A new National Care Service (NCS) could be launched on the 80th anniversary of the NHS – but there is no “quick fix for our social care emergency”, a report has said.
A 10-year Government spending commitment would be required with a promise to increase real terms funding for adult social care by a significant percentage each year, the report from The Fabian Society think tank said.
It did not give a figure for how much the new service for England would cost, but said this should be informed by an independent assessment of cost pressures in adult social care.
The report, requested by shadow health secretary Wes Streeting and commissioned by Unison, sets out what an NCS might look like and how it could work, with plans having first been presented towards the end of the last Labour government’s reign more than a decade ago.
It warned: “There is no quick fix for our social care emergency. Unless we take significant and sustained action over many years things will get worse for all of us.”
Among its suggestions are that people who need care could receive at least £25 or £50 per week as a contribution to their costs, no matter how much money they have.
It also recommends the introduction of national employment terms, pay bands and minimum pension entitlements for employees of NCS providers, aiming to achieve broad parity with similar roles in the NHS.

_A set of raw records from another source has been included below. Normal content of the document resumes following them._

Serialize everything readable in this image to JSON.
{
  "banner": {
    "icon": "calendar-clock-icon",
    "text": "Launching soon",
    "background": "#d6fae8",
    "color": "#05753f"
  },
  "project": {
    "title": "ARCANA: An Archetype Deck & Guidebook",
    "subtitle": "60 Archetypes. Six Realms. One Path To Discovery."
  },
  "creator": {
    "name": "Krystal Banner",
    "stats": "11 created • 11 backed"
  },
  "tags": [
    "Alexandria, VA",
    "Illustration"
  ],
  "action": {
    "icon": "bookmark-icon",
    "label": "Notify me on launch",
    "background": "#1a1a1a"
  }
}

In the next decade extra formal care will be required to help address “a looming shortfall in the availability of family carers”, the Fabian Society said.
It added that more spending on care would help “tackle worsening labour shortages by boosting employment opportunities for carers and disabled people”.
“Finally, raising taxes to spend on adult social care will redistribute money from high-income to low- and middle-income households, and from men to women.”
It suggested a universal contribution to adult care costs would see everyone with support needs getting some financial help, bind former self-funders into the new public system and create a financial incentive that would induce take-up among people currently not receiving any support.
It said: “Options could include a weekly cash contribution (of say £25 to £50), a percentage contribution to the cost, or a weekly charge cap (as with home care in Wales)”.
Other suggestions include expanding the scope of free support starting with people disabled from birth or early in life.
The report added: “For example, care could be free for people requiring support by the age of 25 (as proposed by the coalition government). Charges would be made for daily living costs in residential accommodation.”
The society acknowledged that any plans for an NCS would take time, but said immediate steps should focus on recruitment and retention of the social care workforce.
Suggesting the NHS anniversary as a possible launch date, the society said there would need to be time between now and then for “co-design, legislation and implementation”.
It said: “The launch could be on July 5 2028, the 80th anniversary of the NHS.
“On this date, important new entitlements and responsibilities would commence. But it would be neither the beginning nor the end of the path of reform.”
Andrew Harrop, general secretary of the Fabian Society and co-author of the report, said: “This comprehensive plan for a National Care Service for England is an ambitious roadmap for solving one of the country’s most significant and enduring social challenges.
“The Fabian Society’s plan works for everyone who needs support or care now or who may do in the future.
“But vitally, it is also a blueprint that works for the under-valued care workforce and for our huge army of unpaid family carers.”
Mr Streeting described the report as “an important contribution to the debate on our social care system” and said his party is “committed to ensuring better terms and conditions, proper training, and fair pay for care workers, with national standards guaranteeing good quality care, as the first steps to building a National Care Service”.
Unison general secretary Christina McAnea said an NCS would “boost wages, put quality above profit-making and ensure everyone receives the support they need” in a system which is currently “broken and the staff who work in it are either on their knees or leaving in droves”.
The Nuffield Trust think tank welcomed the proposals as a “nod towards phased and realistic comprehensive reform rather than the tinkering around the edges the sector has constantly endured” while the King’s Fund health charity said the report was a “fair and thorough analysis of the problems” faced by the sector.